__PROMPT__.
Repeat the records. Keep every word and mark exactly as it is.

__EXTRACTED DATA__.
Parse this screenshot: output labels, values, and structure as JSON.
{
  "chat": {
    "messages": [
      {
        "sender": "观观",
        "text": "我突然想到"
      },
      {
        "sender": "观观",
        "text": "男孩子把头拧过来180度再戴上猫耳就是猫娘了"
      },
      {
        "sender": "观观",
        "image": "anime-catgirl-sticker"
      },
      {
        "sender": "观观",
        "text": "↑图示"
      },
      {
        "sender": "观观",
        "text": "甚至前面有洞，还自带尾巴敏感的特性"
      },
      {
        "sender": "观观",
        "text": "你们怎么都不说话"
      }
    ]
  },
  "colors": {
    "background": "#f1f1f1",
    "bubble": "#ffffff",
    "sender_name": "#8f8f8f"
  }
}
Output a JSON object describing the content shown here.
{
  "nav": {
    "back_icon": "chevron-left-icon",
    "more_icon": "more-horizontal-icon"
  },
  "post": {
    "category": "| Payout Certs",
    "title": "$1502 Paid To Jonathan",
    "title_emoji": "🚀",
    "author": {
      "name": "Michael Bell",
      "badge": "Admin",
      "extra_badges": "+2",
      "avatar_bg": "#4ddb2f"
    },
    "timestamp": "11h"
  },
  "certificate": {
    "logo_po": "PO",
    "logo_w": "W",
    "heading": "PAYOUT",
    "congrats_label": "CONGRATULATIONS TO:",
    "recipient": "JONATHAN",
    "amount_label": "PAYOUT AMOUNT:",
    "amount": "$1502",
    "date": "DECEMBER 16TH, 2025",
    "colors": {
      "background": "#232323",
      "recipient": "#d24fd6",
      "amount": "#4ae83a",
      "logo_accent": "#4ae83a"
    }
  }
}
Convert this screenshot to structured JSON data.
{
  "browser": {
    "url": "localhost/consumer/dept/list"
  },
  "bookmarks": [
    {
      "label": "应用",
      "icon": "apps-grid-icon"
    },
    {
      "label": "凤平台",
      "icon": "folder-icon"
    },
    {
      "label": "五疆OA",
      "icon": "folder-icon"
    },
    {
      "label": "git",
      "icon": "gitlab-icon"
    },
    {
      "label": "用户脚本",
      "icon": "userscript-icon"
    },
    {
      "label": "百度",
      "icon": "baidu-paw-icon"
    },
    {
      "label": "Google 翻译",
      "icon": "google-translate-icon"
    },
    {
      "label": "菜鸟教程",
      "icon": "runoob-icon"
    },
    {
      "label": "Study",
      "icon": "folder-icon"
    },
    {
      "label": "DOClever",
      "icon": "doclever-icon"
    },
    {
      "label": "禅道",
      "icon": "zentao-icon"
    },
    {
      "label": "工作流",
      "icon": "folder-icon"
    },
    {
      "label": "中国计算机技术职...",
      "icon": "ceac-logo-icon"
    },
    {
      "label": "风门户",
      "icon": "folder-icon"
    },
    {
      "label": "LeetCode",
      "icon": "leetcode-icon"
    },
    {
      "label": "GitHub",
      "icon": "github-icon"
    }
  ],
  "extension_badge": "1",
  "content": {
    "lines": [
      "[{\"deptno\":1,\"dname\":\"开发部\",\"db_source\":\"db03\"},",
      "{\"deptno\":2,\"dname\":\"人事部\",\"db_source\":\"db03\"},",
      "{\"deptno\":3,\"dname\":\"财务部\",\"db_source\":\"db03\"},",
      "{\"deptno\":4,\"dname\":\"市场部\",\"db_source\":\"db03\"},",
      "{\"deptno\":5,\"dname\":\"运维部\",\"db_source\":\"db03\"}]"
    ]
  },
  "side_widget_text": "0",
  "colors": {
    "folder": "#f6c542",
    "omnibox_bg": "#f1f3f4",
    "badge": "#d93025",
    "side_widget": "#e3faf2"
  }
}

__WRITTEN RESPONSE__.
Parse this screenshot: output labels, values, and structure as JSON.
{
  "chat": {
    "messages": [
      {
        "sender": "观观",
        "text": "我突然想到"
      },
      {
        "sender": "观观",
        "text": "男孩子把头拧过来180度再戴上猫耳就是猫娘了"
      },
      {
        "sender": "观观",
        "image": "anime-catgirl-sticker"
      },
      {
        "sender": "观观",
        "text": "↑图示"
      },
      {
        "sender": "观观",
        "text": "甚至前面有洞，还自带尾巴敏感的特性"
      },
      {
        "sender": "观观",
        "text": "你们怎么都不说话"
      }
    ]
  },
  "colors": {
    "background": "#f1f1f1",
    "bubble": "#ffffff",
    "sender_name": "#8f8f8f"
  }
}
Output a JSON object describing the content shown here.
{
  "nav": {
    "back_icon": "chevron-left-icon",
    "more_icon": "more-horizontal-icon"
  },
  "post": {
    "category": "| Payout Certs",
    "title": "$1502 Paid To Jonathan",
    "title_emoji": "🚀",
    "author": {
      "name": "Michael Bell",
      "badge": "Admin",
      "extra_badges": "+2",
      "avatar_bg": "#4ddb2f"
    },
    "timestamp": "11h"
  },
  "certificate": {
    "logo_po": "PO",
    "logo_w": "W",
    "heading": "PAYOUT",
    "congrats_label": "CONGRATULATIONS TO:",
    "recipient": "JONATHAN",
    "amount_label": "PAYOUT AMOUNT:",
    "amount": "$1502",
    "date": "DECEMBER 16TH, 2025",
    "colors": {
      "background": "#232323",
      "recipient": "#d24fd6",
      "amount": "#4ae83a",
      "logo_accent": "#4ae83a"
    }
  }
}
Convert this screenshot to structured JSON data.
{
  "browser": {
    "url": "localhost/consumer/dept/list"
  },
  "bookmarks": [
    {
      "label": "应用",
      "icon": "apps-grid-icon"
    },
    {
      "label": "凤平台",
      "icon": "folder-icon"
    },
    {
      "label": "五疆OA",
      "icon": "folder-icon"
    },
    {
      "label": "git",
      "icon": "gitlab-icon"
    },
    {
      "label": "用户脚本",
      "icon": "userscript-icon"
    },
    {
      "label": "百度",
      "icon": "baidu-paw-icon"
    },
    {
      "label": "Google 翻译",
      "icon": "google-translate-icon"
    },
    {
      "label": "菜鸟教程",
      "icon": "runoob-icon"
    },
    {
      "label": "Study",
      "icon": "folder-icon"
    },
    {
      "label": "DOClever",
      "icon": "doclever-icon"
    },
    {
      "label": "禅道",
      "icon": "zentao-icon"
    },
    {
      "label": "工作流",
      "icon": "folder-icon"
    },
    {
      "label": "中国计算机技术职...",
      "icon": "ceac-logo-icon"
    },
    {
      "label": "风门户",
      "icon": "folder-icon"
    },
    {
      "label": "LeetCode",
      "icon": "leetcode-icon"
    },
    {
      "label": "GitHub",
      "icon": "github-icon"
    }
  ],
  "extension_badge": "1",
  "content": {
    "lines": [
      "[{\"deptno\":1,\"dname\":\"开发部\",\"db_source\":\"db03\"},",
      "{\"deptno\":2,\"dname\":\"人事部\",\"db_source\":\"db03\"},",
      "{\"deptno\":3,\"dname\":\"财务部\",\"db_source\":\"db03\"},",
      "{\"deptno\":4,\"dname\":\"市场部\",\"db_source\":\"db03\"},",
      "{\"deptno\":5,\"dname\":\"运维部\",\"db_source\":\"db03\"}]"
    ]
  },
  "side_widget_text": "0",
  "colors": {
    "folder": "#f6c542",
    "omnibox_bg": "#f1f3f4",
    "badge": "#d93025",
    "side_widget": "#e3faf2"
  }
}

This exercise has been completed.